PROMPT
Look at each line below and tally those holding "خدمت"; answer with that figure and nothing else.

EXTRACTED INFORMATION
***

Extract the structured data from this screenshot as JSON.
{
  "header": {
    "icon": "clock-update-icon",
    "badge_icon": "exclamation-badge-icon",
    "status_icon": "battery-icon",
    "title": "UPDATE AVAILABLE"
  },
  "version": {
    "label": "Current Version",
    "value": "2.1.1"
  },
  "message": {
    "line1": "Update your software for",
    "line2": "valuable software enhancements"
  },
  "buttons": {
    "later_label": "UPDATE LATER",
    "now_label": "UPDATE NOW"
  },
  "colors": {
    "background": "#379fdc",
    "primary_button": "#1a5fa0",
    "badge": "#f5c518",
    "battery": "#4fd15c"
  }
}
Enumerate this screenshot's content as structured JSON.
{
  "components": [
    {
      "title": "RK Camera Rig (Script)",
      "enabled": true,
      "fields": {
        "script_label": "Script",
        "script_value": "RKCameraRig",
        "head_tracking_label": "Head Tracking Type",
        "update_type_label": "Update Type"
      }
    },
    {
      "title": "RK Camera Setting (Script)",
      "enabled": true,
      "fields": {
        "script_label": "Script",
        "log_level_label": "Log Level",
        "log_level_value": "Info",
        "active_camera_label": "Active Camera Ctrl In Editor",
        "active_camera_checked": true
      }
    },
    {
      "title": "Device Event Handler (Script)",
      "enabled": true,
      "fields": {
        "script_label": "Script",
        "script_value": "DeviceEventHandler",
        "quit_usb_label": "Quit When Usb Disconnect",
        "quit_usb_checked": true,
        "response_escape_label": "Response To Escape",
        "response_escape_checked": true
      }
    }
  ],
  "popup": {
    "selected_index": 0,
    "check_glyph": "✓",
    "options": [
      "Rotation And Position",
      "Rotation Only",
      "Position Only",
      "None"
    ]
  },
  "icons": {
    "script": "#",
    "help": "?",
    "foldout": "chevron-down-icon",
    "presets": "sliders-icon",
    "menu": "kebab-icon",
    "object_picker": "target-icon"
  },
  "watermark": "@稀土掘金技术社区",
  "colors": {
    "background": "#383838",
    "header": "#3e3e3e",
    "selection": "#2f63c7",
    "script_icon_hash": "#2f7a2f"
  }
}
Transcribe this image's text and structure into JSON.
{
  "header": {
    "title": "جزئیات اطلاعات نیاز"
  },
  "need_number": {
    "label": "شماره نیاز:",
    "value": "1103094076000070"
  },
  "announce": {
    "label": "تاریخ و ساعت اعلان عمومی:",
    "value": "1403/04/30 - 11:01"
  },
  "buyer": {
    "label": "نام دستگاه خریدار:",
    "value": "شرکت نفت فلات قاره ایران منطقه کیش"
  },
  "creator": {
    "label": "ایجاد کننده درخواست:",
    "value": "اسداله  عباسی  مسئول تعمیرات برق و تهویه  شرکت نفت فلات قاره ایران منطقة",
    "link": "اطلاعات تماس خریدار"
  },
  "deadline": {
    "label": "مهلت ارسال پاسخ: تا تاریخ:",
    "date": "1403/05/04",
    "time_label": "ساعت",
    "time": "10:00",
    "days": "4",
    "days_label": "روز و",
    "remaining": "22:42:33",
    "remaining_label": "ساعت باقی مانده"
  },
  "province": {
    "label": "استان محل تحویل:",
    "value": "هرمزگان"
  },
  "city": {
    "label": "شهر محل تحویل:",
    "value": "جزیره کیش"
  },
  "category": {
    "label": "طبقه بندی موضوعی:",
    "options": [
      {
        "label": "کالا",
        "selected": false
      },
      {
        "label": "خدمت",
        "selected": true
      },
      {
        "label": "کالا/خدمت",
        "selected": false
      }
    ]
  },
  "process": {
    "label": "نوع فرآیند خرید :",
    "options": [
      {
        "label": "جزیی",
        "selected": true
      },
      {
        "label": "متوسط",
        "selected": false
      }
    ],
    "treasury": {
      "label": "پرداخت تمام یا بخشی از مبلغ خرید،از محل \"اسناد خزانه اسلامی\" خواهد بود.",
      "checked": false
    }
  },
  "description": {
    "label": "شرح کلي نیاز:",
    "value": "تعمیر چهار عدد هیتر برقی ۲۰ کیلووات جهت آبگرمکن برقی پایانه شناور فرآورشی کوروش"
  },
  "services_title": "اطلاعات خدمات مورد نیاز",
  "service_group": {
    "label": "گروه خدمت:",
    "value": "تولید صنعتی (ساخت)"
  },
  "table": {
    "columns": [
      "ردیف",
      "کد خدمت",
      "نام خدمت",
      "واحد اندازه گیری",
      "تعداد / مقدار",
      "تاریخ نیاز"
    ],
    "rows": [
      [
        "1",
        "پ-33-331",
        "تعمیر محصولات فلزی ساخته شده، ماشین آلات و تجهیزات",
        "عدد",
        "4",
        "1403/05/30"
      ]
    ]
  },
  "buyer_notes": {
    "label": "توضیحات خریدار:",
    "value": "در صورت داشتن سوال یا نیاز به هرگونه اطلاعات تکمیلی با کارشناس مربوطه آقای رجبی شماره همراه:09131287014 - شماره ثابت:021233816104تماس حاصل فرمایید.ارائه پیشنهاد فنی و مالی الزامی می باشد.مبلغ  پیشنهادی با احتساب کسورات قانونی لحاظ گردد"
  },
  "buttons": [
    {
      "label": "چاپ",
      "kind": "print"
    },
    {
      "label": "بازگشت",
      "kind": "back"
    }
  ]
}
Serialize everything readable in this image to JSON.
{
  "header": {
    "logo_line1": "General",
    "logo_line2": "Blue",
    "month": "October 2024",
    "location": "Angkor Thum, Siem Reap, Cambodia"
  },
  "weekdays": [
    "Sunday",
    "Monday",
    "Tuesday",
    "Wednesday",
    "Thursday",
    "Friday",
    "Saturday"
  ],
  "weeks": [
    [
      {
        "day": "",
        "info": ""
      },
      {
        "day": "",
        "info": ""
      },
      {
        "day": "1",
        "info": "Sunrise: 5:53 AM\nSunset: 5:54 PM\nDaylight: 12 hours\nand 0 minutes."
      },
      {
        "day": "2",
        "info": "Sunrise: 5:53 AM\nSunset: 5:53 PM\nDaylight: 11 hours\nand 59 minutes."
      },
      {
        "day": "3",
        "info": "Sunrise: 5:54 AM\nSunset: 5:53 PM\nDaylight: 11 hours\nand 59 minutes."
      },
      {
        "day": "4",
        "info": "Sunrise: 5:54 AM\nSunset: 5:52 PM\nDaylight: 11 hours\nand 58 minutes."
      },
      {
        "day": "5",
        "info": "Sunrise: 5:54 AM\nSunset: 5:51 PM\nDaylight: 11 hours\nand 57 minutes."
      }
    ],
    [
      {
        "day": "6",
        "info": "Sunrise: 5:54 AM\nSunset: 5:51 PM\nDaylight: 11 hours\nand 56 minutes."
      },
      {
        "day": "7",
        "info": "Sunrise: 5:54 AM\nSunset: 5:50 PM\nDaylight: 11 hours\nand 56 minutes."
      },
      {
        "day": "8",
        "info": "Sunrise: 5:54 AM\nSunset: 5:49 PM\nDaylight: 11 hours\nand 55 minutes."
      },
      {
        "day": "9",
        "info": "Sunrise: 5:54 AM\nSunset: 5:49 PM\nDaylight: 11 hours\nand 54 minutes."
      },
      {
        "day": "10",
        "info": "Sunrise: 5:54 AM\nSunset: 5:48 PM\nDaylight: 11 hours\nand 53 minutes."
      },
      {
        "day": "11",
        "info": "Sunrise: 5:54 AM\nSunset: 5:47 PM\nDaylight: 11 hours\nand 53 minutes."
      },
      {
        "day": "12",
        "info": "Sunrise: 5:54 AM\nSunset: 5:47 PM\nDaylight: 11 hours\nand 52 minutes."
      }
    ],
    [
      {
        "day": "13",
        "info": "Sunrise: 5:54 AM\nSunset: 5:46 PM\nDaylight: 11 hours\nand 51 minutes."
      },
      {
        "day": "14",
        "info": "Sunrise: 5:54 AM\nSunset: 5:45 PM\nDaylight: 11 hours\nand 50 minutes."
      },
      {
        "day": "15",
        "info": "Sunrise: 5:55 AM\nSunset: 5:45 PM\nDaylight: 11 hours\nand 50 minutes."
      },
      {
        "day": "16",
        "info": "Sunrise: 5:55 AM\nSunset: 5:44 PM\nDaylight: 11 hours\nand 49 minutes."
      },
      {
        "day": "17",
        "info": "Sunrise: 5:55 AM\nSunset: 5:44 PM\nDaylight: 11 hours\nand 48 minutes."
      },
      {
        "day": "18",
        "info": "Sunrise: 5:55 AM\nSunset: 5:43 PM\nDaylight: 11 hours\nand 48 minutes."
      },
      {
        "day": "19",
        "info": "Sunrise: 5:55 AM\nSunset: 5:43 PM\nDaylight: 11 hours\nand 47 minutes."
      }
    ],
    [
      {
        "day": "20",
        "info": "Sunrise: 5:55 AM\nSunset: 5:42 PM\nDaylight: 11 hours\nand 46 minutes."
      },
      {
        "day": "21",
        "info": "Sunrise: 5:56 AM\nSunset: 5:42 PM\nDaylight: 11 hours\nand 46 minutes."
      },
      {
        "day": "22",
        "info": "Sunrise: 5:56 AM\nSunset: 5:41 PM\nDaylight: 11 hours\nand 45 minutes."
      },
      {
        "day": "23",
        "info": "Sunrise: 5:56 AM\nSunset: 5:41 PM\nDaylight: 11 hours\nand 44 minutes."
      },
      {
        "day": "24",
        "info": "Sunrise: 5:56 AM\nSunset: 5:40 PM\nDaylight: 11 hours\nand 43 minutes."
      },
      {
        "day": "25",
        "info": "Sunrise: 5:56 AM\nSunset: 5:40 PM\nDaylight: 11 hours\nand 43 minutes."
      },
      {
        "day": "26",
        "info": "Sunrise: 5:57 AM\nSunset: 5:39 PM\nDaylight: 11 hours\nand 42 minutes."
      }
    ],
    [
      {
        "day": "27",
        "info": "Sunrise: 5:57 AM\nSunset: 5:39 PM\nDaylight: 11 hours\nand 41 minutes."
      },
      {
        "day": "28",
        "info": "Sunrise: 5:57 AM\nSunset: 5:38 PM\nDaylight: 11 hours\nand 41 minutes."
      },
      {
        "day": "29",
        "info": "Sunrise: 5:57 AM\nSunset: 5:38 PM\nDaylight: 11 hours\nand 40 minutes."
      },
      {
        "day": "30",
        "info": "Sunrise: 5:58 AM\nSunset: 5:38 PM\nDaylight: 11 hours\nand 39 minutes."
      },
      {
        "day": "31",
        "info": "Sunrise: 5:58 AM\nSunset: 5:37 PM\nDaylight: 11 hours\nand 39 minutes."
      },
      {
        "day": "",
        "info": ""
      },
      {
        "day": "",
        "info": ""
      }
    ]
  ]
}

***

YOUR SOLUTION
5